Winter in Oregon can be a tough time for many living species, but for mold, wet winter months are the perfect conditions for the growth of dangerous mold spores.
Mold loves damp, wet places, and thrives in these humid conditions, quickly infecting your home.
Mold isn’t just unsightly (and smelly!): mold can grow undetected for years and slowly eat away at your home’s internal structures, affecting their integrity and destroying your home bit by bit.
More dangerously, some types of mold can produce mycotoxins that are toxic and can trigger several health issues, such as asthma, allergies, sinus infections, and headaches, warns the Center for Disease Control and Prevention.
Preventing mold from growing is the best way to keep your health and homes strong and healthy. Keep reading to find out what you can do to prevent mold infestation in your home.
What is mold?
Mold is a generic name for all sorts of fungi that grow and multiply: it only needs moisture and a food source like wood to grow.
In nature, mold serves a useful purpose: decomposition. However, in the home, mold can be dangerous for humans and damage your home structurally and aesthetically.
Many homes in Oregon have water damage from our wet seasons, and this provides ideal conditions for mold to grow. The small spores of mold quickly reproduce and drift through the air and around your home, and potentially into your lungs.
You may see ugly patches of black, brown, pink, or green growths on shower doors, walls, or other visible areas—or you may not be aware at all that mold is growing in your attic, behind the walls, or under your carpets.
Finding mold: 5 signs to look for
1. Uneven or poor attic insulation
Uneven, bulgy insulation in your attic can indicate the presence of water damage from roof leaks, and this can create perfect conditions for mold.
If your attic air circulation and insulation is poor, you won’t have proper ventilation and mold is likely to grow.
Mold spores can travel through very small openings, and can make their way from the attic down to the rest of the house. If you spot water leaks in your attic, it’s important to get them fixed before mold takes over.
2. Soft, spongy floorboards
You know that feeling in old houses when the wooden floorboards seem to give way under your feet?
It’s likely that a soft, spongy area on hardwood floors indicated rotten wood, which will need to be replaced. If you don’t replace spongy, wet floorboards, mold can continue to grow and spread.
3. Bubbling paint on walls
Have you ever noticed how paint seems to ‘bubble’ sometimes on a wall? This usually indicates water damage and internal moisture in the wall.
Painting over the bubbles won’t solve the problem: you need to find the source of the leak and fix it, and then remove the mold.

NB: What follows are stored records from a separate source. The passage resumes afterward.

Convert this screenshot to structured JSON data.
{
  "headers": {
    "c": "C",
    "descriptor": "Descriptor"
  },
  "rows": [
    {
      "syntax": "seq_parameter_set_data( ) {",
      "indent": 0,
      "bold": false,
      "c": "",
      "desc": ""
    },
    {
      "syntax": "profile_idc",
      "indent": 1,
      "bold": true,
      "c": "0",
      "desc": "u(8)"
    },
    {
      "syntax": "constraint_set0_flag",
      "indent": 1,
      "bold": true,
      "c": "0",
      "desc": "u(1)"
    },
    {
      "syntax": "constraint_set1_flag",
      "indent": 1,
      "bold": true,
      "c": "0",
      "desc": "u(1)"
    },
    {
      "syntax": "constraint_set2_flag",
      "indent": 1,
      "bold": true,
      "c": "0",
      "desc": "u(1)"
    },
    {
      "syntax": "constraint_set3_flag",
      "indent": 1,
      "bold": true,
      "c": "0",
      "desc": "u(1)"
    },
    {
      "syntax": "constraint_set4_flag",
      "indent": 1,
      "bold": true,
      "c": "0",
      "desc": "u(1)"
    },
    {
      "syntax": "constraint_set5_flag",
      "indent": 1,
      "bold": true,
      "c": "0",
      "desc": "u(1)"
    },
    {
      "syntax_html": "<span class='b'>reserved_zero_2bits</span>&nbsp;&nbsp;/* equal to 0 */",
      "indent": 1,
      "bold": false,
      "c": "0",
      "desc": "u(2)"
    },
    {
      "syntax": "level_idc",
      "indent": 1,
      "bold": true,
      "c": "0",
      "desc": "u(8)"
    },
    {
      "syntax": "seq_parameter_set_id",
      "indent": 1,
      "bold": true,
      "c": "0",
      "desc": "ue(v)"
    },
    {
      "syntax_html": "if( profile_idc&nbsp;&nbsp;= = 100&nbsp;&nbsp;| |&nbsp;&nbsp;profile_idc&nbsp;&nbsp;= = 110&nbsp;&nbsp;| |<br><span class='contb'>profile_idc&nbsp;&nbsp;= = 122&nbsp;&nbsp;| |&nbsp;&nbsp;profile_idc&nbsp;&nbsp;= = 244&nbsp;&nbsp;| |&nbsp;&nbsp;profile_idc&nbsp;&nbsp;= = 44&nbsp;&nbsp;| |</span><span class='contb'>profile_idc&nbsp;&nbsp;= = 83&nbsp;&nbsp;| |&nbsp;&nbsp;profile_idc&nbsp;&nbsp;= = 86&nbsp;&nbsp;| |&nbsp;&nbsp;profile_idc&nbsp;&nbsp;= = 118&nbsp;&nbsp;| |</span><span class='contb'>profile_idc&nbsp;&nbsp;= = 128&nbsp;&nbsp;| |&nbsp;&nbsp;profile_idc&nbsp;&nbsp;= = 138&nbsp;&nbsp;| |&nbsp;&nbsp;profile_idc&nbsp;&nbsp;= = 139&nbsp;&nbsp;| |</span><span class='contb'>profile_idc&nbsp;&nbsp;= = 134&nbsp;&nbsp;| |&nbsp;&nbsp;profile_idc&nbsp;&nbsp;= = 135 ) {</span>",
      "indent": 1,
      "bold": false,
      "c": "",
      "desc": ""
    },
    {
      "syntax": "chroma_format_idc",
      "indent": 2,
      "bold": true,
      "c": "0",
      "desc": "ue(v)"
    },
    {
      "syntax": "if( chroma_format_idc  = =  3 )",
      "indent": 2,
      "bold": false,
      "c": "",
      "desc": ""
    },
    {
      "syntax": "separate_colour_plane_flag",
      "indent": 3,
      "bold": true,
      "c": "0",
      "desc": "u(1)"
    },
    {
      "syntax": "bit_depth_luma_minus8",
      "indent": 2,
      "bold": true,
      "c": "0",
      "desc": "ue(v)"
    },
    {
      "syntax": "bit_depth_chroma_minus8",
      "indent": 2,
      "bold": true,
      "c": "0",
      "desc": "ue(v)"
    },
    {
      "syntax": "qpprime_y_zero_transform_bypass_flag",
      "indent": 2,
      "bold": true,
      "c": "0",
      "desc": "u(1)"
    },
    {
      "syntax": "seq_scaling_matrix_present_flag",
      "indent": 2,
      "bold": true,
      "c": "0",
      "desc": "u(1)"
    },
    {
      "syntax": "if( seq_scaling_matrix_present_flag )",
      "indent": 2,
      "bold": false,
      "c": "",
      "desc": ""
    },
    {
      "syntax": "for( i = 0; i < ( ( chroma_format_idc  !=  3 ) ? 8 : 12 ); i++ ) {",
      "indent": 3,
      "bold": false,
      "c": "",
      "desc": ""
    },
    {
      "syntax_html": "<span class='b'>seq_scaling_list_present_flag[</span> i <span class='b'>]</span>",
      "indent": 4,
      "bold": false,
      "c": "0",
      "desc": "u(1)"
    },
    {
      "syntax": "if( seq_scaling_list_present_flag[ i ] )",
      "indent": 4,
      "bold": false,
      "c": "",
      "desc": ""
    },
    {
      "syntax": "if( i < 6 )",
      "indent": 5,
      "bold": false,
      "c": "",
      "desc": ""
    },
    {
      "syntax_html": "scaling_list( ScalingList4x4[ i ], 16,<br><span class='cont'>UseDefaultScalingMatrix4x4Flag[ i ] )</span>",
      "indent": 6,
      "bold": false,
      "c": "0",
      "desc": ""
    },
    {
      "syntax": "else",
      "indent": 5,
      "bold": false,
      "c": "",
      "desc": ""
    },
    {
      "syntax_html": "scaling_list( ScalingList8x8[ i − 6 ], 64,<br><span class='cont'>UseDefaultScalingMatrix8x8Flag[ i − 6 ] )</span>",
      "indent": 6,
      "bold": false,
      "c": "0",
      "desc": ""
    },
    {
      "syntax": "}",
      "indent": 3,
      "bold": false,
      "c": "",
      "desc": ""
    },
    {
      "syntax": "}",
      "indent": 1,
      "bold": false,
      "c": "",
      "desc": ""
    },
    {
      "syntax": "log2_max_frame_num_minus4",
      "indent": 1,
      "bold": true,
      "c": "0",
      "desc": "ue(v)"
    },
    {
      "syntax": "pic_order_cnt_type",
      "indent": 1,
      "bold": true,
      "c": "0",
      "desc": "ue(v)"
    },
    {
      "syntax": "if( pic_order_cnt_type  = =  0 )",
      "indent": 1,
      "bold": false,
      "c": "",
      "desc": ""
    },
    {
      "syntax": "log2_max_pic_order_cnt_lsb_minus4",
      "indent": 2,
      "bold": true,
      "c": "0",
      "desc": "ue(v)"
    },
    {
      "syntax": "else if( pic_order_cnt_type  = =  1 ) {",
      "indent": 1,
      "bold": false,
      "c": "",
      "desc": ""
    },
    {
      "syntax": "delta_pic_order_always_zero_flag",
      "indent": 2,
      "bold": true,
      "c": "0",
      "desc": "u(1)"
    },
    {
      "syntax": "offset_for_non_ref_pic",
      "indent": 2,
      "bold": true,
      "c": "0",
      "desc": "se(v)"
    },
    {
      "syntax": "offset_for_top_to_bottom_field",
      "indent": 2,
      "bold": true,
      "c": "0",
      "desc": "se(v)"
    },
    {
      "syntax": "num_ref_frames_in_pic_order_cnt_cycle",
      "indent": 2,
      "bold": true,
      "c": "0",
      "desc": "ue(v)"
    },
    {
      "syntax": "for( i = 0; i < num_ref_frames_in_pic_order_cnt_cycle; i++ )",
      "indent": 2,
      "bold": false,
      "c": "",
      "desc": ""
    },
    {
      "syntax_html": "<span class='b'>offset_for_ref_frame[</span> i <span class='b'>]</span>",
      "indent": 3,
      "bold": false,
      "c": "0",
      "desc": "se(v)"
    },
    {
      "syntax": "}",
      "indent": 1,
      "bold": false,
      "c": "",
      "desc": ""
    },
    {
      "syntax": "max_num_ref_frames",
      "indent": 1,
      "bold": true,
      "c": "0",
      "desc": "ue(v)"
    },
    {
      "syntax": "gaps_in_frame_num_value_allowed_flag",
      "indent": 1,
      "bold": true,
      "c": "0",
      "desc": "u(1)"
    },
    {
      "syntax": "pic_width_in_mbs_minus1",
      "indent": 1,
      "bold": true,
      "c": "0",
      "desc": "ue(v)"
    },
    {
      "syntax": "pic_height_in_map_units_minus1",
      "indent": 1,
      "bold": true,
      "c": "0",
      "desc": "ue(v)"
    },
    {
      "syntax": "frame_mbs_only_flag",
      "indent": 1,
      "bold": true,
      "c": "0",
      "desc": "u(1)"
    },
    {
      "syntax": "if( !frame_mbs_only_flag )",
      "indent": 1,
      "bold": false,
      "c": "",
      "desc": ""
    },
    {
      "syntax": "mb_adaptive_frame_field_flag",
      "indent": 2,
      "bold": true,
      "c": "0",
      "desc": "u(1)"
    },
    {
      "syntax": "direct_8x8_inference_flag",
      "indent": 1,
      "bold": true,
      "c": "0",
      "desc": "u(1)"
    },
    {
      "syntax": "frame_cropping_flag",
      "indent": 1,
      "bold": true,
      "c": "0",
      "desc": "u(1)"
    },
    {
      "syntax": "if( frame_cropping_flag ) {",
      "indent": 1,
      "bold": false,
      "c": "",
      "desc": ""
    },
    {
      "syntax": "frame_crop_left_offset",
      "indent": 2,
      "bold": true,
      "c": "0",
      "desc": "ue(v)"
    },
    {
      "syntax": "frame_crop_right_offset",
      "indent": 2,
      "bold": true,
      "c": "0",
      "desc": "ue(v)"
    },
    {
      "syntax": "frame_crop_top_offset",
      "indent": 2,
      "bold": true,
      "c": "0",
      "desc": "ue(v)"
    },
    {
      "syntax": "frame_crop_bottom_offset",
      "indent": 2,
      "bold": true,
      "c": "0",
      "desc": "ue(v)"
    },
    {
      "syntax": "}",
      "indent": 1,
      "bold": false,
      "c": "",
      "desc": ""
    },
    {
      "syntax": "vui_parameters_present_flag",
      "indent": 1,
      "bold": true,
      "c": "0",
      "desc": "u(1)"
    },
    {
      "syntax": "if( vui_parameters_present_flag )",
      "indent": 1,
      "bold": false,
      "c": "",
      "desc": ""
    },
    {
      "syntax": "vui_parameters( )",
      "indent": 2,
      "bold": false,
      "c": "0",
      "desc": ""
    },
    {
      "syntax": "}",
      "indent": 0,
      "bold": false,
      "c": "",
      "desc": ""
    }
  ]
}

4. Visible signs of mold
Look carefully at walls, windows, and floorboards. Mold is commonly found in bathrooms, laundry rooms, and other areas where moisture is likely to become trapped.
Mold and mildew are often confused: the type of mold you have will determine how you get rid of it.
Mold can grow in patches that penetrate the surface of the material it’s growing on. Mold can be black, green, pink or other colors and tends to grow on walls and inside permanent structures. It’s fuzzy and slimy, with irregular shaped spots.
Mildew, on the other hand, is powdery, white or grey, smells strongly, and tends to grow on organic surfaces and materials. Mildew (a type of mold) typically remains flat on the surface of the material.
5. Unexplained physical symptoms
Have a persistent sinus infection, coughing, or itchy throat or eyes, and it just doesn’t seem to go away? If you’ve consulted a doctor and your condition isn’t improving, consider the possibility that your health issues are being caused by mold.
Make an inspection of your house, call in a professional if you need to, and mention the possible presence of mold in your home to your doctor.
How to get rid of mold
Mold is everywhere, but you can make your home inhospitable to it.
- Fix water leaks as soon as you spot them and remove sources of excess moisture
- Install a strong vent or fan in the bathroom (and remember to use it when showering)
- Open windows when cooking and for 10-15 minutes every day if possible
- Immediately dry and remove wet carpets, fabrics, furniture, and curtains
- Make sure you have adequate ventilation in all rooms of your home
- Clean out your gutters regularly to prevent leaks
- Inspect your walls, attic, crawl spaces, and roof regularly for signs of moisture
- Keep a little space between your furniture and the wall so air can pass between them
- Use your air conditioning in humid weather and your heating in cold seasons
Call in the professionals
You can remove small amounts of mold and mildew with bleach and water (wear protective gear), but larger areas will have to be removed by professionals.